I need the records below retyped exactly.

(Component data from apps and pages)
- Opening Delimiter -

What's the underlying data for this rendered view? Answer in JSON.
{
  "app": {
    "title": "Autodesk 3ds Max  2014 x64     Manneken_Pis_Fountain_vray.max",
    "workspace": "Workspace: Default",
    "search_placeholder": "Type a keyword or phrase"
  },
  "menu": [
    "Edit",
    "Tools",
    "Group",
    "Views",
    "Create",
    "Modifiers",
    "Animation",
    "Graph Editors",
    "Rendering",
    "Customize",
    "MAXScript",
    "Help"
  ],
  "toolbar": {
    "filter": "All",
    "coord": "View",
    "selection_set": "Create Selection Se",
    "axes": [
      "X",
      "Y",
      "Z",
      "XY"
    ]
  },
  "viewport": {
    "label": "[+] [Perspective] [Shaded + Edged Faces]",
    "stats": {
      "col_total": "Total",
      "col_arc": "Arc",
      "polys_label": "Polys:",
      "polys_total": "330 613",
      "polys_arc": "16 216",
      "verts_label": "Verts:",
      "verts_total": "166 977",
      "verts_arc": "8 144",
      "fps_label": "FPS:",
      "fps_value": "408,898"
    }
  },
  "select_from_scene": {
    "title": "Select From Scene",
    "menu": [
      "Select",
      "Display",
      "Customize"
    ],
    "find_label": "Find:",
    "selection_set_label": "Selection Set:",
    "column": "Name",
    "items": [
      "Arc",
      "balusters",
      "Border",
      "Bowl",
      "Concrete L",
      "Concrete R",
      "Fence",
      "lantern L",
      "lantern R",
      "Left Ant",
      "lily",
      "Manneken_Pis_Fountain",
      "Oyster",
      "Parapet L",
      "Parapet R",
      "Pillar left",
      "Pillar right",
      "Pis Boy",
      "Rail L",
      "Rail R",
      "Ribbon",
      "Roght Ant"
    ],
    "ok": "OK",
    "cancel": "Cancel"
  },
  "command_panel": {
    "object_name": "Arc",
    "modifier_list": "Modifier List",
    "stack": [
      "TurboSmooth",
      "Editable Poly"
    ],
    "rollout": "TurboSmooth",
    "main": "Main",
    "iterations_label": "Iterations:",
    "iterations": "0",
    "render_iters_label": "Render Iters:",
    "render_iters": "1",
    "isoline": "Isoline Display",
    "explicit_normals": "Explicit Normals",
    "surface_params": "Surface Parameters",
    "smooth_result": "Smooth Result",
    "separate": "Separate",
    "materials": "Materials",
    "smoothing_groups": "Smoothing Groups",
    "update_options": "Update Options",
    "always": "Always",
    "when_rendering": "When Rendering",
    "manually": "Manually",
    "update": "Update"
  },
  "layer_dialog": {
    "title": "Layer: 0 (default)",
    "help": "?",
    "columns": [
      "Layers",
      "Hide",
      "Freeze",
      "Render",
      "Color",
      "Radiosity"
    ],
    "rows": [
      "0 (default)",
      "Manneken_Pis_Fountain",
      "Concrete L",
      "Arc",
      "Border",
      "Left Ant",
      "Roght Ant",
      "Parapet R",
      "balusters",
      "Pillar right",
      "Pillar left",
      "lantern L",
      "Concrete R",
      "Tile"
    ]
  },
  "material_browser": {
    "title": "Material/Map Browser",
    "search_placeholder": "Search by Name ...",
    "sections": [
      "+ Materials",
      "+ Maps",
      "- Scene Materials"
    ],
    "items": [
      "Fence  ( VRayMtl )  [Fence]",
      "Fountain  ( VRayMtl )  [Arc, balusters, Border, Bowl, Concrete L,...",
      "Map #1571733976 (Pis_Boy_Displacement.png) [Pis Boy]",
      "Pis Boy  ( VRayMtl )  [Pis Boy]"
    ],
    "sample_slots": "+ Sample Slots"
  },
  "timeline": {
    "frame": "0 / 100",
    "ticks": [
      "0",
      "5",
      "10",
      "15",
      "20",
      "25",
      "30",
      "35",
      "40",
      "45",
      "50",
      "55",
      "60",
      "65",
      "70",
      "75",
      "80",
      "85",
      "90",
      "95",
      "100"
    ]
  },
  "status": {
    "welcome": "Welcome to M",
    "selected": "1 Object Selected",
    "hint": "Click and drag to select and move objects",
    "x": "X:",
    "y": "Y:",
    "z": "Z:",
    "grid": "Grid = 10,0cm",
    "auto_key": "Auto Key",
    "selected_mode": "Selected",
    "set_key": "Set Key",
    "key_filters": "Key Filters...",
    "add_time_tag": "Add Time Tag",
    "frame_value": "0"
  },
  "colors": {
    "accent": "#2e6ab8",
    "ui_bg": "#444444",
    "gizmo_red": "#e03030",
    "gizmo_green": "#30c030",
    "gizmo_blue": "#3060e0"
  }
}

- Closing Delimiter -

→ **Exercise response**
What's the underlying data for this rendered view? Answer in JSON.
{
  "app": {
    "title": "Autodesk 3ds Max  2014 x64     Manneken_Pis_Fountain_vray.max",
    "workspace": "Workspace: Default",
    "search_placeholder": "Type a keyword or phrase"
  },
  "menu": [
    "Edit",
    "Tools",
    "Group",
    "Views",
    "Create",
    "Modifiers",
    "Animation",
    "Graph Editors",
    "Rendering",
    "Customize",
    "MAXScript",
    "Help"
  ],
  "toolbar": {
    "filter": "All",
    "coord": "View",
    "selection_set": "Create Selection Se",
    "axes": [
      "X",
      "Y",
      "Z",
      "XY"
    ]
  },
  "viewport": {
    "label": "[+] [Perspective] [Shaded + Edged Faces]",
    "stats": {
      "col_total": "Total",
      "col_arc": "Arc",
      "polys_label": "Polys:",
      "polys_total": "330 613",
      "polys_arc": "16 216",
      "verts_label": "Verts:",
      "verts_total": "166 977",
      "verts_arc": "8 144",
      "fps_label": "FPS:",
      "fps_value": "408,898"
    }
  },
  "select_from_scene": {
    "title": "Select From Scene",
    "menu": [
      "Select",
      "Display",
      "Customize"
    ],
    "find_label": "Find:",
    "selection_set_label": "Selection Set:",
    "column": "Name",
    "items": [
      "Arc",
      "balusters",
      "Border",
      "Bowl",
      "Concrete L",
      "Concrete R",
      "Fence",
      "lantern L",
      "lantern R",
      "Left Ant",
      "lily",
      "Manneken_Pis_Fountain",
      "Oyster",
      "Parapet L",
      "Parapet R",
      "Pillar left",
      "Pillar right",
      "Pis Boy",
      "Rail L",
      "Rail R",
      "Ribbon",
      "Roght Ant"
    ],
    "ok": "OK",
    "cancel": "Cancel"
  },
  "command_panel": {
    "object_name": "Arc",
    "modifier_list": "Modifier List",
    "stack": [
      "TurboSmooth",
      "Editable Poly"
    ],
    "rollout": "TurboSmooth",
    "main": "Main",
    "iterations_label": "Iterations:",
    "iterations": "0",
    "render_iters_label": "Render Iters:",
    "render_iters": "1",
    "isoline": "Isoline Display",
    "explicit_normals": "Explicit Normals",
    "surface_params": "Surface Parameters",
    "smooth_result": "Smooth Result",
    "separate": "Separate",
    "materials": "Materials",
    "smoothing_groups": "Smoothing Groups",
    "update_options": "Update Options",
    "always": "Always",
    "when_rendering": "When Rendering",
    "manually": "Manually",
    "update": "Update"
  },
  "layer_dialog": {
    "title": "Layer: 0 (default)",
    "help": "?",
    "columns": [
      "Layers",
      "Hide",
      "Freeze",
      "Render",
      "Color",
      "Radiosity"
    ],
    "rows": [
      "0 (default)",
      "Manneken_Pis_Fountain",
      "Concrete L",
      "Arc",
      "Border",
      "Left Ant",
      "Roght Ant",
      "Parapet R",
      "balusters",
      "Pillar right",
      "Pillar left",
      "lantern L",
      "Concrete R",
      "Tile"
    ]
  },
  "material_browser": {
    "title": "Material/Map Browser",
    "search_placeholder": "Search by Name ...",
    "sections": [
      "+ Materials",
      "+ Maps",
      "- Scene Materials"
    ],
    "items": [
      "Fence  ( VRayMtl )  [Fence]",
      "Fountain  ( VRayMtl )  [Arc, balusters, Border, Bowl, Concrete L,...",
      "Map #1571733976 (Pis_Boy_Displacement.png) [Pis Boy]",
      "Pis Boy  ( VRayMtl )  [Pis Boy]"
    ],
    "sample_slots": "+ Sample Slots"
  },
  "timeline": {
    "frame": "0 / 100",
    "ticks": [
      "0",
      "5",
      "10",
      "15",
      "20",
      "25",
      "30",
      "35",
      "40",
      "45",
      "50",
      "55",
      "60",
      "65",
      "70",
      "75",
      "80",
      "85",
      "90",
      "95",
      "100"
    ]
  },
  "status": {
    "welcome": "Welcome to M",
    "selected": "1 Object Selected",
    "hint": "Click and drag to select and move objects",
    "x": "X:",
    "y": "Y:",
    "z": "Z:",
    "grid": "Grid = 10,0cm",
    "auto_key": "Auto Key",
    "selected_mode": "Selected",
    "set_key": "Set Key",
    "key_filters": "Key Filters...",
    "add_time_tag": "Add Time Tag",
    "frame_value": "0"
  },
  "colors": {
    "accent": "#2e6ab8",
    "ui_bg": "#444444",
    "gizmo_red": "#e03030",
    "gizmo_green": "#30c030",
    "gizmo_blue": "#3060e0"
  }
}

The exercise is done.